On the Appalachian Trail, maybe a couple thousand hopeful “thru hikers” set out annually to conquer the entire 2,200 miles between Springer Mountain, Georgia, and Mt. Katahdin, Maine. More than a year of preparation has preceded the long drive to north Georgia for most, preparation for the challenge of a lifetime, a challenge most will have just one shot at. The expensive little Appalachian Trail Conservancy maps and guidebooks have been purchased and scrutinized, enormous research has gone into gear acquisition and hopefully a training regimen has been enacted. The anticipation and trepidation are daunting.
Yet, by Neels Gap, Georgia—a little over 30 miles later—about a quarter of these long-hike neophytes are calling to get a ride home. “It’s just not what I’d imagined,” seems a common refrain.
On the northern Long Trail in Vermont several years ago, I crossed paths a few times with an intelligent college-age young man on a break between semesters. We met while he was nursing fresh blisters at the highest shelter on the Long and his experience seemed to go downhill from there or at least his enthusiasm did. The last time I saw him, he was packing his gear into a friend’s trunk at a town along the way, giving up his own dream of conquering the Long in one shot. He shared some of what had been going through his head as he left me behind:

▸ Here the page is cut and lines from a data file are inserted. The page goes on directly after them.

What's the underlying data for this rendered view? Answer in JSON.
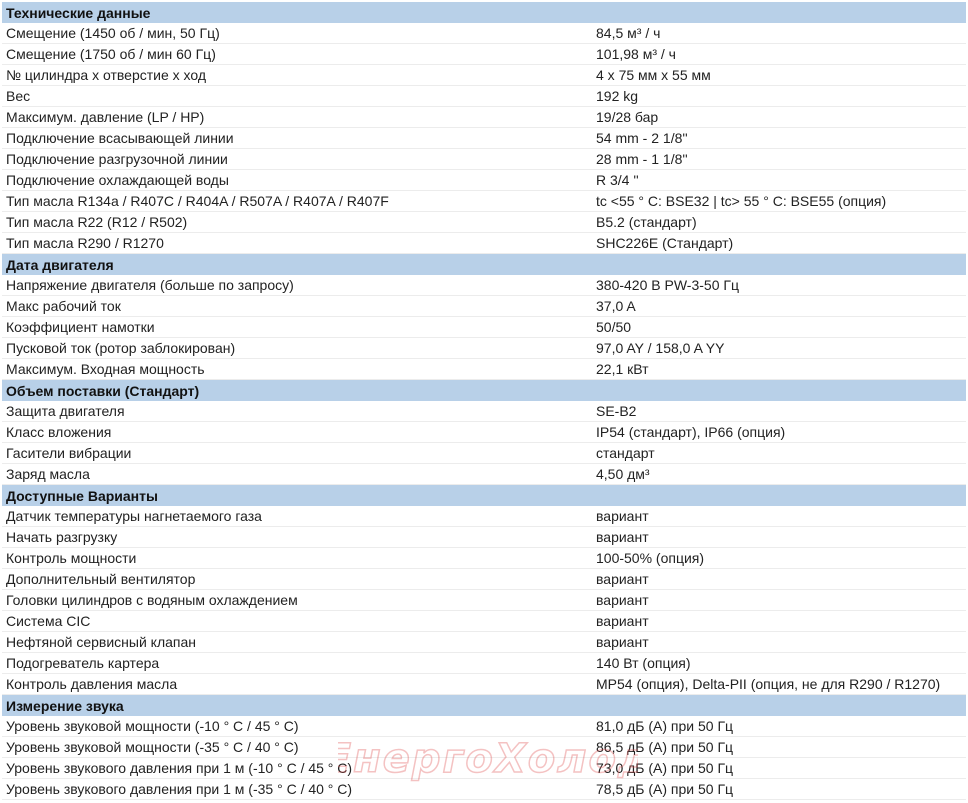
{
  "sections": [
    {
      "title": "Технические данные",
      "rows": [
        {
          "label": "Смещение (1450 об / мин, 50 Гц)",
          "value": "84,5 м³ / ч"
        },
        {
          "label": "Смещение (1750 об / мин 60 Гц)",
          "value": "101,98 м³ / ч"
        },
        {
          "label": "№ цилиндра x отверстие x ход",
          "value": "4 x 75 мм x 55 мм"
        },
        {
          "label": "Вес",
          "value": "192 kg"
        },
        {
          "label": "Максимум. давление (LP / HP)",
          "value": "19/28 бар"
        },
        {
          "label": "Подключение всасывающей линии",
          "value": "54 mm - 2 1/8''"
        },
        {
          "label": "Подключение разгрузочной линии",
          "value": "28 mm - 1 1/8''"
        },
        {
          "label": "Подключение охлаждающей воды",
          "value": "R 3/4 ''"
        },
        {
          "label": "Тип масла R134a / R407C / R404A / R507A / R407A / R407F",
          "value": "tc <55 ° C: BSE32 | tc> 55 ° C: BSE55 (опция)"
        },
        {
          "label": "Тип масла R22 (R12 / R502)",
          "value": "B5.2 (стандарт)"
        },
        {
          "label": "Тип масла R290 / R1270",
          "value": "SHC226E (Стандарт)"
        }
      ]
    },
    {
      "title": "Дата двигателя",
      "rows": [
        {
          "label": "Напряжение двигателя (больше по запросу)",
          "value": "380-420 В PW-3-50 Гц"
        },
        {
          "label": "Макс рабочий ток",
          "value": "37,0 A"
        },
        {
          "label": "Коэффициент намотки",
          "value": "50/50"
        },
        {
          "label": "Пусковой ток (ротор заблокирован)",
          "value": "97,0 AY / 158,0 A YY"
        },
        {
          "label": "Максимум. Входная мощность",
          "value": "22,1 кВт"
        }
      ]
    },
    {
      "title": "Объем поставки (Стандарт)",
      "rows": [
        {
          "label": "Защита двигателя",
          "value": "SE-B2"
        },
        {
          "label": "Класс вложения",
          "value": "IP54 (стандарт), IP66 (опция)"
        },
        {
          "label": "Гасители вибрации",
          "value": "стандарт"
        },
        {
          "label": "Заряд масла",
          "value": "4,50 дм³"
        }
      ]
    },
    {
      "title": "Доступные Варианты",
      "rows": [
        {
          "label": "Датчик температуры нагнетаемого газа",
          "value": "вариант"
        },
        {
          "label": "Начать разгрузку",
          "value": "вариант"
        },
        {
          "label": "Контроль мощности",
          "value": "100-50% (опция)"
        },
        {
          "label": "Дополнительный вентилятор",
          "value": "вариант"
        },
        {
          "label": "Головки цилиндров с водяным охлаждением",
          "value": "вариант"
        },
        {
          "label": "Система CIC",
          "value": "вариант"
        },
        {
          "label": "Нефтяной сервисный клапан",
          "value": "вариант"
        },
        {
          "label": "Подогреватель картера",
          "value": "140 Вт (опция)"
        },
        {
          "label": "Контроль давления масла",
          "value": "MP54 (опция), Delta-PII (опция, не для R290 / R1270)"
        }
      ]
    },
    {
      "title": "Измерение звука",
      "rows": [
        {
          "label": "Уровень звуковой мощности (-10 ° C / 45 ° C)",
          "value": "81,0 дБ (A) при 50 Гц"
        },
        {
          "label": "Уровень звуковой мощности (-35 ° C / 40 ° C)",
          "value": "86,5 дБ (A) при 50 Гц"
        },
        {
          "label": "Уровень звукового давления при 1 м (-10 ° C / 45 ° C)",
          "value": "73,0 дБ (A) при 50 Гц"
        },
        {
          "label": "Уровень звукового давления при 1 м (-35 ° C / 40 ° C)",
          "value": "78,5 дБ (A) при 50 Гц"
        }
      ]
    }
  ],
  "watermark": {
    "text": "ЕнергоХолод",
    "color": "#e05050"
  },
  "colors": {
    "section_header_bg": "#b8d0e8",
    "row_border": "#ececec"
  }
}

“I mean, yeah, living in the woods out on the trail and everything sounds great, but I’ve just got other things I want to do with my summer, too. I just don’t have a reason to keep going through the aches and pains and bugs and mud every day.”
Like so many others I’d encountered along the way, once this fellow lost sight of his original purpose, it was only a matter of time before his expedition would end.
Personally, I found that only keeping purpose in the forefront of my mind has gotten me through as the miles piled up and there were tough days now and then.
My drive west went well a few weeks ago. My tiny car wasn’t meant for crossing the continent but then, I’ve done many things over the last eight years my miniature automobile wasn’t meant for. No flat tires, no worn-through belts, no pebbles to the windshield and not even any truly severe weather, though I did drive through both rain and snow. Not even the gale-force headwinds of South Dakota could hold me back.
Driving across Iowa, I was starting to wonder if the classic western red sandstone and sagebrush vistas really existed or did it all just go on looking like an ever flatter Ohio till you hit mountains? I stopped at a rare hilly place for a pack hike to keep my legs in shape and found myself walking down to the Missouri River. Finally, here it was clear I was in the west. It all suddenly looked like a clip from the “Bonanza” TV series I’d watched as a child. The landscape then stayed that way for hundreds of miles.
During my brief hours in Wyoming, I finally began to spot the notorious western wildlife. Under a full moon, coyotes obliged me with a mournful serenade as I slept in the car. In the morning, I began to see antelope, a new animal for me, and hours later had seen over two hundred and fifty. More rarely, I’d spot little herds of mule deer and at one tiny Montana town, a group of these stood and posed for me as I walked up to them, clicking away. But I’ve always had some rapport with the critters. A bit later I drove under two bald eagles circling between prominent buttes. I stopped the car and got out as one coasted in and perched on the nearest rock outcrop. Yes, I had rapport with all the critters and my reputation had preceded me even to the West.
Days later I was enjoying my last full day with the old car and brought it to a place called Washington Park to see the Pacific Ocean for the first time. Tomorrow, someone from a car dealership would drive here with me and drop me at the same place I was now parking, he leaving with a tiny car and me with a check. I now walked west on the nearest hiking trail, a broad expanse of gently rolling water on my right with only the disturbance of a school of surfacing fish to punctuate its pacific condition. Hard to believe but at the moment I laid eyes on this expanse of water, a school of porpoises erupted behind the fish, welcoming me to a new ocean. It was a magnificent moment and a great start, but I took it as a reminder not to lose sight of my porpoises.